This technique reveals a paradox of soccer and one player’s place within such a massive attraction. For everyone tuned in, the game holds an immense significance. But, in shifting frames from the extremely wide to the extremely close, we also see the game as something as meaningless as one man’s workday, or, like a repeated caption suggests, “a walk in the park.” If we tweak our perspective, we can see the sport as the silly and tireless pursuit of an illusive ball. The game Zidane plays in is as significant or insignificant as anything else to occur on this day. Its’ meaning depends on our focus.
Soccer might go on forever, gathering momentum as the earth turns. But Zidane, like a dream we had that can never be fully recovered, won’t. This film captures crucial elements of that dream. It holds both a lightness and weight that everyone can experience in a different way. It captures Zidane at a moment that is both timeless and infinitely temporary, in moments that are dazzling and also ordinary, with a momentum that is effortless but also arduous.

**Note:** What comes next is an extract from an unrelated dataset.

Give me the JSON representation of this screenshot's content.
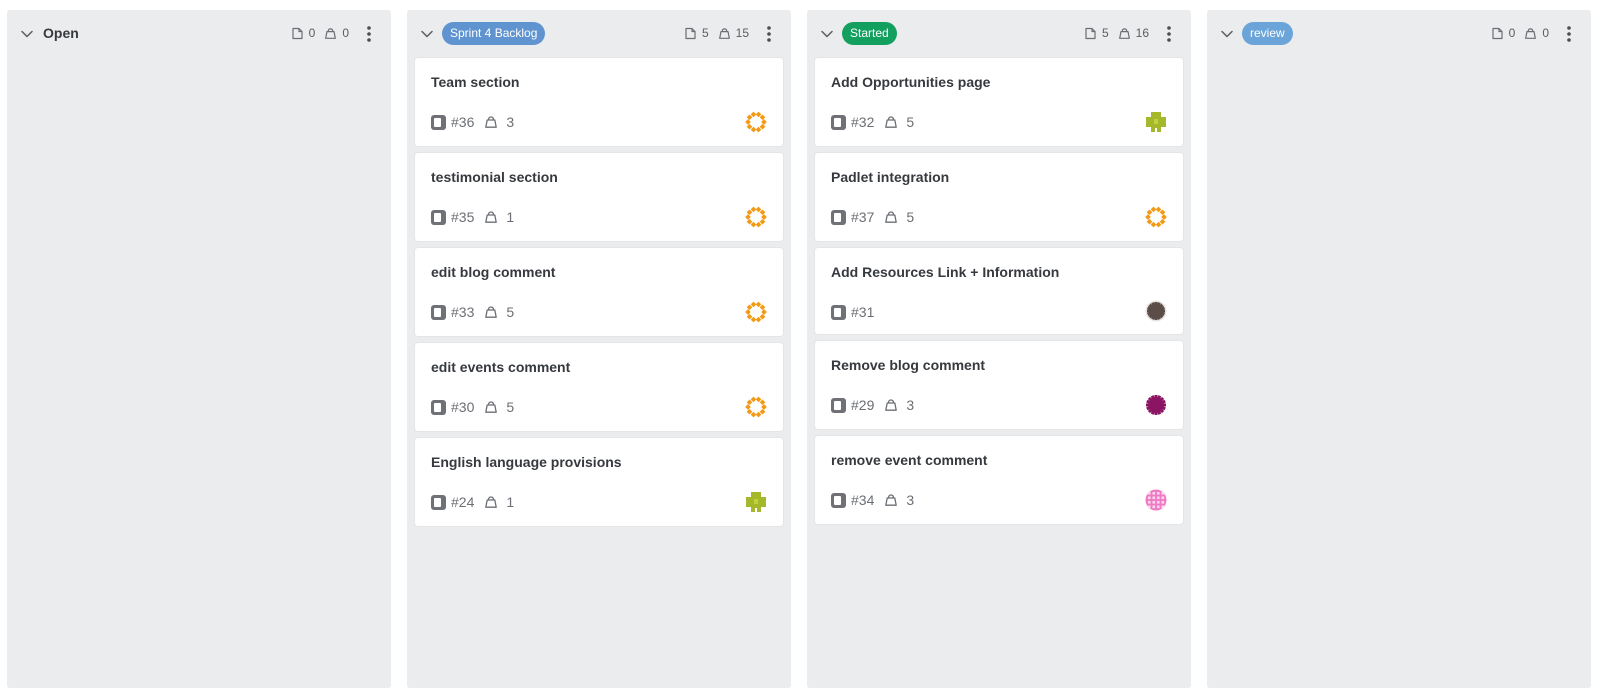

As Christopher Clarey writes in his Herald Tribune review, “When Zidane makes something out of nothing down the left wing in the first half, avoiding a thicket of extended legs to get a cross to Ronaldo for a headed goal, there is more hard labor than magic dust in it.” In using a focus that flows between the peripheral, the detailed, and the hyper-detailed, the film dilates in a way that tunes us to frequencies of the game that we didn’t know existed. We can’t help but question and examine the thinnest differences between work and play, between the qualities we worship and those we neglect, and, as Zidane suggests as the camera pans above the stadium into the night sky, between magic and nothing.